  • New Orleans Creole Cookery: Serves a traditional Creole menu that includes shrimp Creole, gumbo three different ways, and Oysters Bienville and Oysters Rockefeller straight from a coal-fire oven at the bar. This upscale eatery features a formal dining room, courtyard patio, and live jazz. 508 Toulouse St.

Within walking distance of the convention center:

  • Cochon Restaurant: Chef Donald Link creates traditional Cajun Southern dishes he grew up with using locally sourced pork and fresh produce and seafood. Link and his partner have received several James Beard awards. 930 Tchoupitoulas St.
  • Compere Lapin: Chef Nina Compton has created a menu that “mixes the indigenous ingredients and rich culinary heritage of New Orleans with those of her Caribbean roots. Tapping into her classical French culinary training and deep experience with Italian cuisine, the result is a playful menu that takes food you know, and makes it food you love. Named among top U.S. restaurants by several national magazines in 2019. 535 Tchoupitoulas St.
  • Pêche: Inspired by the cooking of South America, Spain, and the Gulf Coast, Pêche Seafood Grill works with local fishermen and farmers to create simply prepared contemporary dishes, rustic creations cooked on an open hearth, as well as fresh oysters and Gulf fish. The restaurant was awarded Best Chef and Best New Restaurant in America in 2014. 800 Magazine St.
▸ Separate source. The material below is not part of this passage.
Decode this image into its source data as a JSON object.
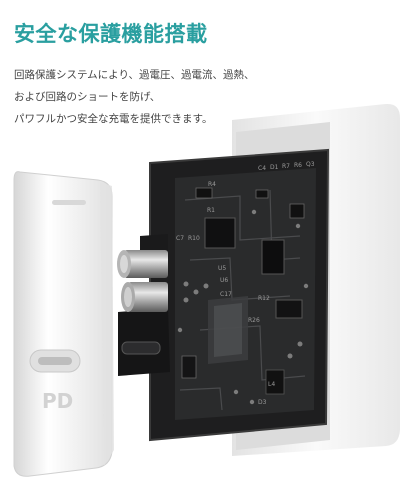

Light fare:

  • True Food Kitchen: This national chain caters to “the foodies, the health experts, and the wellness seekers who believe in a good glass of red. The flavor fanatics, the plant-based, and the protein-obsessed. The green juice lovers and the burger aficionados and the Sunday brunchers.” 801 St. Charles Ave.
  • Carmo: Features eclectic and traditional or traditionally inspired dishes with an emphasis on fresh, local ingredients. Caters to vegans, vegetarians, and omnivores with healthy, affordable dishes in a warm, friendly atmosphere. The menu is built upon the rich, multicultural culinary influences of the Gulf South, the Caribbean, Central and South America, West Africa, Southeast Asia, and beyond. 527 Julia St.
  • The Daily Beet: This café and juice bar uses locally sourced ingredients and serves food that “will energize your body, fuel your mind, and enrich your daily life.” Serves breakfast and lunch only. 1000 Girod St.

Famous/historical establishments:

  • Emeril’s: Nestled in a renovated warehouse just steps from Ernest N. Morial Convention center, Chef Emeril Lagasse’s flagship restaurant strives to break culinary boundaries with its unique blend of “new New Orleans” cuisine. Serves dinner only. 800 Tchoupitoulas St.
  • Willie Mae’s Scotch House: A restaurant known for its simple menu and famous fried chicken. James Beard recognized it in 2005 with its “American Classics” Award. A few years later, the Food Network and the Travel Channel named it “America’s Best Fried Chicken.” 2401 St. Ann St.
  • Dooky Chase’s Restaurant: Founded 80 years ago by the late Leah and Dooky Chase, this restaurant is known not only for its Creole cuisine and unmatched hospitality, but also for its cultural significance, including the prominent role it played in the fight for equality during the Civil Rights movement. Martin Luther King Jr. partook in strategy sessions over meals in the upstairs meeting room at Dooky’s. It’s a stopping place for politicians, musicians, visual artists, and literary giants. 2301 Orleans Ave.
  • Commander’s Palace: This city landmark in the tree-lined Garden District dates to 1893 and is known for its award-winning food. It’s the go-to destination for Haute Creole cuisine and whimsical Louisiana charm. Winner of seven James Beard Foundation Awards, it has seen a steady parade of world-famous chefs take its helm, including Emeril Lagasse, Paul Prudhomme, Jamie Shannon, Tory McPhail, and now Meg Bickford. 1403 Washington Ave.